To intense sports fans, the offseason is so much more than just a break from one’s favorite sport. The offseason is a flurry of action as free agents look to sign with a new team which is poised to make a run at the championship. These free agents can sign for record numbers in the hundreds of millions of dollars, but more importantly they affect the economy of whatever city they decide to go to. Whether these big money free agents decide to go to or leave a city, the economy of that city will feel the effects of their decision, for better or for worse.
The best and most talked about example in recent years has been Lebron James going to and from Cleveland and Miami. James left the Cleveland Cavaliers in the summer of 2010 for Dwyane Wade, Chris Bosh, and the Miami Heat. Instantly, reports started to come out that the local economy in Cleveland was about to go into a free fall. James brought the Cavaliers to the NBA Finals once, several postseasons, and a couple MVP awards. What did this do to the local economy? Lebron James turned the Cavaliers into a popular, winning NBA team. This drives up ticket prices and fan interest, which leads to higher attendance at games, which leads to more business to the surrounding bars and restaurants on game days.
He then famously took his talents to South Beach and the Cavaliers floundered. The Heat grabbed two championships but James felt like an emptiness. He wanted to bring a championship to his hometown and give back to the fans who had given him so much when he was in Cleveland. So he penned an essay to Sports Illustrated announcing his return to Cleveland last summer thus setting several things in motion. It laid the landscape for the remainder of the offseason and other free agents such as Carmelo Anthony, but it also meant that the Cleveland area would get a much needed revival into it’s local economy with James returning.
There have been plenty of studies into the actual effect on what a major free agent like Lebron James can do to a cities economy, and there have been some interesting conclusions drawn. In an article by CNBC, the average ticket price for a Cavaliers game jumped up 224% for James’ first season back in Cleveland to a whopping $338. Also, the Cavaliers jerseys in general sales are up 700% according to the same article for this time period last year. There have been several speculations as to how much of a change James himself could bring to Cleveland, but ranges anywhere from a $50M to $500M boost to the economy.
Now, $500M is a lot of money to bring into a city, no matter how big or small. It’s hard to believe James is that big of a walking economy, and if he brings in a positive $500M change to the conomy then that would mean that when he left Clevelanders justs topped spending money altogether. It’s true that when James left there was a decline in game attendance and it was a bigger and bigger decline over his 4 year absence, but those fans that now weren’t going to Cavaliers games were most likely spending all that money in a different aspect of Cleveland’s economy. Assuming these fans didn’t leave the city altogether because Lebron James left, the money that they would’ve spent on Cavaliers games and merchandise or local bars and restaurants stayed within the city, it just went to a different sector.

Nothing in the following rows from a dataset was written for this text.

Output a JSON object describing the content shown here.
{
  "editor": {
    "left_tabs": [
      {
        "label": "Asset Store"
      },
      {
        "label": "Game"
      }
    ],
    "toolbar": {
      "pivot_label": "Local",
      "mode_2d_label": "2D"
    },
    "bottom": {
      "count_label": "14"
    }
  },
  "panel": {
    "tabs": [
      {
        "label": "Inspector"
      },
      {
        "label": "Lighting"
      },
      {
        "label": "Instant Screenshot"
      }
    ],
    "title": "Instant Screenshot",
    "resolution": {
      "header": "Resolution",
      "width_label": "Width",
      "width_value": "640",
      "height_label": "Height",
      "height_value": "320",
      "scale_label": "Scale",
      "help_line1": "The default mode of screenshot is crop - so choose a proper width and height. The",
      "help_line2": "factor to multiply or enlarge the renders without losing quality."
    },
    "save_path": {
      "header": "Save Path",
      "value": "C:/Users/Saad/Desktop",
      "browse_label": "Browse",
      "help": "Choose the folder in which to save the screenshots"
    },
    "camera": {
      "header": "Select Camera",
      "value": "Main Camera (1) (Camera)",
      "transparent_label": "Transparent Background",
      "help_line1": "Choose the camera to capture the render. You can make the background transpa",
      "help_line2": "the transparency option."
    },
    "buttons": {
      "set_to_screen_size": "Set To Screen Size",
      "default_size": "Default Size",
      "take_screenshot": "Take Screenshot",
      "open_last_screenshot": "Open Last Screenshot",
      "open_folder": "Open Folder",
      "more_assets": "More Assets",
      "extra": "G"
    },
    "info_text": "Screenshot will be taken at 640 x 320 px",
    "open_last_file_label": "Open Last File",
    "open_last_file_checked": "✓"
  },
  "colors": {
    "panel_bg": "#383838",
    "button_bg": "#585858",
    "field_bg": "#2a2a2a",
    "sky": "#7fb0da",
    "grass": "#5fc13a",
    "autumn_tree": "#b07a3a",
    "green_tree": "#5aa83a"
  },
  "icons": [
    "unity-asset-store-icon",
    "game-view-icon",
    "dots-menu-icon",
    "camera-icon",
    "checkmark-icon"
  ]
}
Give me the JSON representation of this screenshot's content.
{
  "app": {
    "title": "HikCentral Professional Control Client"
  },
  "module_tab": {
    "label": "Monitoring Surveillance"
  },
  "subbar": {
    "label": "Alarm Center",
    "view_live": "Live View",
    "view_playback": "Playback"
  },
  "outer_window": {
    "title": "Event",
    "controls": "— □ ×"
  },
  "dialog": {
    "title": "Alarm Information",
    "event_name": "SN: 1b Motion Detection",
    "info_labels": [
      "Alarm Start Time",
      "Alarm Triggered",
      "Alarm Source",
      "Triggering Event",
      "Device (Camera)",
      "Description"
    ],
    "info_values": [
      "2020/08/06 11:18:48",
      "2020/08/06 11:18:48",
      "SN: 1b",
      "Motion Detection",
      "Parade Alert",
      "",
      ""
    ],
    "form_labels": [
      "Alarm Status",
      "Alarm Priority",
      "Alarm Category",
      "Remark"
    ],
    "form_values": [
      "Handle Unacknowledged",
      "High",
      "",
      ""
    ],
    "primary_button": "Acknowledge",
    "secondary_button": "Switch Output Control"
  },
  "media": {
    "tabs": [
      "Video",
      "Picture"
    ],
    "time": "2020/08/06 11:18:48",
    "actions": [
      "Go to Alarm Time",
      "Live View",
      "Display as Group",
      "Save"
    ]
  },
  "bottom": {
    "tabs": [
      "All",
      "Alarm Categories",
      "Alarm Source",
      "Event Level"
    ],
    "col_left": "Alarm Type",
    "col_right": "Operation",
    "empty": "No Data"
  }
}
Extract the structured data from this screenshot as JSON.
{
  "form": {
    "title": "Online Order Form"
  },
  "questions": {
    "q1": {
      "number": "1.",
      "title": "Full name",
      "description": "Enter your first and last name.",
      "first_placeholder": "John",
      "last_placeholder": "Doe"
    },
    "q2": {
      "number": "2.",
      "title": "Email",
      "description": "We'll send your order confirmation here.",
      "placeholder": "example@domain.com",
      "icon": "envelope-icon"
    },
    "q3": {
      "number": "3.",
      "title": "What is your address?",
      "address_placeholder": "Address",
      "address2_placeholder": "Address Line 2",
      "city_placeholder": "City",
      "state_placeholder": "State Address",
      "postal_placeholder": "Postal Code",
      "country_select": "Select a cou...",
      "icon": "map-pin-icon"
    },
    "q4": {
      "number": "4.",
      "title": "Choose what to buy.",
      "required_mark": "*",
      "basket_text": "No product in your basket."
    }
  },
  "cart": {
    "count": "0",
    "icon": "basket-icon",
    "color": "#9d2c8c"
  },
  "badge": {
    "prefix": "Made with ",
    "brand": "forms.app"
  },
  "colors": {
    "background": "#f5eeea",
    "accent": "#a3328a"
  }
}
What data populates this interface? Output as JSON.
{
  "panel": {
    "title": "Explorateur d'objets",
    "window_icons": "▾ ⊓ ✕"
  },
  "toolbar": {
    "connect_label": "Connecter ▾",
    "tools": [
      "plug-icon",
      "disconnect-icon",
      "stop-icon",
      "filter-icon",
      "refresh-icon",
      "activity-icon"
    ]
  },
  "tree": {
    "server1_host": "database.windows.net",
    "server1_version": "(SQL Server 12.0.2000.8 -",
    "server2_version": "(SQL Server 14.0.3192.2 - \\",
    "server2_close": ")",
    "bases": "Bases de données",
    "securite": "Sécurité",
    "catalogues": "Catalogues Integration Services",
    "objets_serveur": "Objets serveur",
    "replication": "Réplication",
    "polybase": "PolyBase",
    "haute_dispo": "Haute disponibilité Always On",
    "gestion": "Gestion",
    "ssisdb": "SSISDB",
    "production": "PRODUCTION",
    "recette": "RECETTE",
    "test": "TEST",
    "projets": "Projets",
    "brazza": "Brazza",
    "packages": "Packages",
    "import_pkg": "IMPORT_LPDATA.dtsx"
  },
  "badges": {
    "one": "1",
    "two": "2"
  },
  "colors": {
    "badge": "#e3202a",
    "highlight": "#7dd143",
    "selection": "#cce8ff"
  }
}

The Heat however are taking a much more positive approach to James’ departure. Realizing that this will drive down ticket prices substantially, members of the organization hope to bring in new fans who will cheer on the fresh, new look Heat. Local restaurants and bar owners also hope that there will be a surge as these new fans will cheer the “post-Lebron” Heat on vigorously.
A lot of people view sport as a simple way of entertainment but it’s quite clear that a single action like Lebron James returning home can have a huge effect on local economies. Whether it’s $50M or $500M, big time free agents have massive impacts on the cities that they sign on to and it’s important to watch these events unfold to see how they might affect you.